The replacement cost for the membranes is $825,000 per tank, and there are eight tanks for a total estimated cost of $6.6 million.
“The cost to the city could be substantial,” said Mayor Michael Estes. “Somehow, I think we are going to have to deal with some kind of rate increases.”
The Grand Traverse County townships of Garfield, East Bay, Peninsula, Acme, as well as Elmwood in Leelanau County, all use the plant and would pick up a little less than half the cost if the city decides to dive into repairs now.
That percentage could change; the city would pick up 60 percent of repair costs if officials wait until after 2014, when the townships’ 8 percent plant lease agreement expires.
Some township officials are hesitant and want to learn more before committing to repairs.
“It’s entirely possible we need to do something, but I’m skeptical,” said Chuck Korn, Garfield Township’s supervisor. “I think the desire is to do it when the township is responsible for paying 48 percent.”
City commissioners and officials with the Grand Traverse County Board of Public Works -- who represent the townships -- will meet in a joint study session on Monday at 7 p.m. in the Governmental Center to receive a report from CH2M HILL.

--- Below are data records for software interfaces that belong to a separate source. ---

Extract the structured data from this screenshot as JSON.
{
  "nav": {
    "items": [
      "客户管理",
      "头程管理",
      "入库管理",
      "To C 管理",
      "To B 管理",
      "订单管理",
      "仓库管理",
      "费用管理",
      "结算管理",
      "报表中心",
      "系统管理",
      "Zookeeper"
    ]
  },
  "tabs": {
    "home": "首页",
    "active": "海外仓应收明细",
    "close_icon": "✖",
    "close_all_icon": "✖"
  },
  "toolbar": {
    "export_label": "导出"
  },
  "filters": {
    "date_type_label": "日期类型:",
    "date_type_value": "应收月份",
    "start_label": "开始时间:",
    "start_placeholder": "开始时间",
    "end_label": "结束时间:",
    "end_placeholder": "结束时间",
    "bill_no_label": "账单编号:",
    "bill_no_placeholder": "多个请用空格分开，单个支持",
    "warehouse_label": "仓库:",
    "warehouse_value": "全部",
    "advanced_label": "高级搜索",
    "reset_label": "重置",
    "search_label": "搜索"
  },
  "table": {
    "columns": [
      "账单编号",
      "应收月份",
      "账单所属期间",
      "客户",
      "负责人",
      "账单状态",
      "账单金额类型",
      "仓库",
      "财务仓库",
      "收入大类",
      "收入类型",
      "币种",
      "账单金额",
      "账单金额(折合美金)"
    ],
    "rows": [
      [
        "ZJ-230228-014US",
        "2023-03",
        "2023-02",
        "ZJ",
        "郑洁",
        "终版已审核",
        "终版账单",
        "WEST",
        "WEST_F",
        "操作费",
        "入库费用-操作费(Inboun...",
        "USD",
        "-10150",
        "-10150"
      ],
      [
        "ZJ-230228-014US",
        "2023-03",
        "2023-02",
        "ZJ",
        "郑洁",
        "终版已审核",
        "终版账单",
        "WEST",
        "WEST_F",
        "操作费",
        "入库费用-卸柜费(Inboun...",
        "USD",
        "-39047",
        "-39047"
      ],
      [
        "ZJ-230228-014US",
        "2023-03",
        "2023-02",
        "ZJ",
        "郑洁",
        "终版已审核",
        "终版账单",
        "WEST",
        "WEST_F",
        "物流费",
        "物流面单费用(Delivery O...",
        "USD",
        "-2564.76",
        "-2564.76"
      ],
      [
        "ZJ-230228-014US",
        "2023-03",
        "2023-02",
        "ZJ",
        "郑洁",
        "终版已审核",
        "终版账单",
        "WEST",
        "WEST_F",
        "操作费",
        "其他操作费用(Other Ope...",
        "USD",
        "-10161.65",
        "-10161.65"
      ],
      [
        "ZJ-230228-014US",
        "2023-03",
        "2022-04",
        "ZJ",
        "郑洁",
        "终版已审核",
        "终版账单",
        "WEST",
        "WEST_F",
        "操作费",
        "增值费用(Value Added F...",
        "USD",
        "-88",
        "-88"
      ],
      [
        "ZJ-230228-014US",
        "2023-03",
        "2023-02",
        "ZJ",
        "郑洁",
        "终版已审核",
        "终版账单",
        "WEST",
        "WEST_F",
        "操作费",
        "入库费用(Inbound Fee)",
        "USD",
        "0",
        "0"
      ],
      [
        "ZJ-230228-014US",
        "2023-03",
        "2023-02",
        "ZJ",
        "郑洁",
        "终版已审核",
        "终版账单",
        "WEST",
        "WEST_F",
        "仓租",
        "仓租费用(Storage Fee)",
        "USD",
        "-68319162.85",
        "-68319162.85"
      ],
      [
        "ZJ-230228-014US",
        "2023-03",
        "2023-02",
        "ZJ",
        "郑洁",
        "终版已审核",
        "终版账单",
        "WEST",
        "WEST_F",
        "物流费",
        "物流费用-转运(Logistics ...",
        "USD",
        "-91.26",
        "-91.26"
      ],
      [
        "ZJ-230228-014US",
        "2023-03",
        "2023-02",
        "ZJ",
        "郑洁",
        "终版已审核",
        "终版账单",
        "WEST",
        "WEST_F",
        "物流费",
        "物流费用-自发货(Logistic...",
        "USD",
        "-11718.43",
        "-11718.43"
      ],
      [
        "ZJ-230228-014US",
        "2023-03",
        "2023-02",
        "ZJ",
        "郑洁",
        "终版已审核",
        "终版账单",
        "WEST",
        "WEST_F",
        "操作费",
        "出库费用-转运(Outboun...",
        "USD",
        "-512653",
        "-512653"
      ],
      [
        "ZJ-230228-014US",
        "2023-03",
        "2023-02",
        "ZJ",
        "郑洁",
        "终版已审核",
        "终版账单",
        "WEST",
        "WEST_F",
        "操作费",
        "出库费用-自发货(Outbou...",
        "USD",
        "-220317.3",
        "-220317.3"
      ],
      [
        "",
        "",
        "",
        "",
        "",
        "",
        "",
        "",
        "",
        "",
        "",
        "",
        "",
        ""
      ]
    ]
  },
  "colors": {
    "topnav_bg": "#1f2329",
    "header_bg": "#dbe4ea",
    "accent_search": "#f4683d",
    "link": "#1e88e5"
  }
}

The consultants recommend the city and townships replace one or two membranes early in 2014 and set aside enough money in 2015 and 2016 to replace remaining membranes as they fail.